Linebacker Thomas Davis is the Panthers’ nominee for the Walter Payton Man of the Year award, given annually to recognize an NFL player for his work on and off the field.
Davis, also in the running for the NFL’s Comeback Player of the Year award, began the Thomas Davis Defending Dreams Foundation in 2007. The foundation distributes more than $50,000 in aid to underprivileged children and families each year.
“To receive award on this team, you have to be voted on by your teammates, and it’s definitely a huge honor,” Davis, in his season year, said. “I think they recognize all the work we do in the community with my foundation, and this is not the reason we do it. We do it because we want to make a difference and impact the lives of the children we’re working with.”
Davis returned this season after a third anterior cruciate ligament surgery on his right knee. He has gone from a part-time player early in the season to full-time weakside linebacker.

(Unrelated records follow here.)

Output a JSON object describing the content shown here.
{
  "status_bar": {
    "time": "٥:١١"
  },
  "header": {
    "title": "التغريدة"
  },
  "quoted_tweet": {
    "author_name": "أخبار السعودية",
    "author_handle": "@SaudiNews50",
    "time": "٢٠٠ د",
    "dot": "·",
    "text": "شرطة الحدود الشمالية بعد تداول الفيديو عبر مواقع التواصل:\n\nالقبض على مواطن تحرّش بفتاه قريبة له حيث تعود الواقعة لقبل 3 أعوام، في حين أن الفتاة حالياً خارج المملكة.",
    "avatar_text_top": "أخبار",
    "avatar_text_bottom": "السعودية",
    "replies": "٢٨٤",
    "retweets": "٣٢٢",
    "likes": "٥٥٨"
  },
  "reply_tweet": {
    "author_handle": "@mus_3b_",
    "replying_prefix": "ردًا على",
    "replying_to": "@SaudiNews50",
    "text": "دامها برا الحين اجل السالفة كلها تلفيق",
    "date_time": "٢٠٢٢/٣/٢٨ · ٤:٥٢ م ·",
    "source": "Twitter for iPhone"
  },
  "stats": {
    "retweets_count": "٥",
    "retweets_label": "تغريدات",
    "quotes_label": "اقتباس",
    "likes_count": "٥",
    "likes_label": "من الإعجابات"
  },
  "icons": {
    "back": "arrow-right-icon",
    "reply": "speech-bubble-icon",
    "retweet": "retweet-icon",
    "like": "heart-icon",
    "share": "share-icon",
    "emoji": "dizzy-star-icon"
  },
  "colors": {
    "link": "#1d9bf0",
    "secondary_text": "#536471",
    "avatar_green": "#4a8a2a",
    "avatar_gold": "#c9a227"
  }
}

Head coach Ron Rivera got choked up talking about giving Davis the game ball after Carolina’s 30-22 victory over Atlanta two weeks ago. Rivera also played alongside Payton with the Bears in the 1980s.
“Walter was a very generous and giving person in the community in Chicago,” Rivera said. “ To me it has some significance and some special meaning. And for a player like Thomas Davis to be nominated means just as much because of what he does in this community here in Charlotte, the very unselfish approach that he has to the people in this community and to the team.”
The winner will be selected from the 32 team nominees and announced at the Super Bowl in early February.
INJURY UPDATE: The Panthers practiced without seven players on Wednesday, including six starters. Davis and offensive tackle Jordan Gross got a day off. Center Geoff Hangartner (foot), wide receiver Brandon LaFell (toe), running back Jonathan Stewart (ankle), defensive tackle Dwan Edwards (wrist) and reserve offensive lineman Thomas Austin (illness) were also out.
Edwards took walk-through reps and put his chances of playing Sunday against Oakland at 75 percent. He said Wednesday’s practice was the best he’s had since severing a tendon in his wrist.
Rivera said Stewart worked out Tuesday but rested Wednesday because of soreness.
BYERS READY: Should Hangartner be unable to go Sunday, Rivera said Jeff Byers performed well enough against the Chargers to start.
Byers helped anchor an offensive line that allowed two sacks on quarterback Cam Newton, and Newton praised the reserve center for his ability to make the right protection calls.
“So much is put on his plate, and for a person to step right in and play starting center in this league, especially with this philosophy that we have on the offensive side of the ball, it’s a lot on a person,” Newton said.
Byers said if Hangartner is ready to go on Saturday, he should start.
FIRST LOOK: The Panthers signed Hayworth Hicks on Tuesday after putting guard Zack Williams on the injured reserve with a torn ACL. Hicks, an undrafted free agent out of Iowa State, was most recently with Tampa Bay.
“He’s a stout, physical offensive lineman. Good size. Very powerful at the point of attack,” Rivera said. “He kept slipping a little bit and I think that had a lot to do with his shoes but when he was able to anchor and really get a good base, you could see his power.”
OAKLAND TIME: Oakland’s visit to Bank of America Stadium on Sunday will be the Raiders’ fifth time to the Eastern Time Zone this season.
The Raiders are 0-4 in those games (Miami, Atlanta, Baltimore and Cincinnati), and 4-10 overall. By the end of the season, Oakland will have flown a league-high 28,962 miles, enough to take them around the globe and then some.
The Raiders will get to Charlotte on Friday night.
“It’s obviously a challenge I think, especially playing the early game, which is 10 a.m. out here on the West Coast,” Oakland head coach Dennis Allen said. “It’s one of those challenges that you face and this just happens to be one of those years.”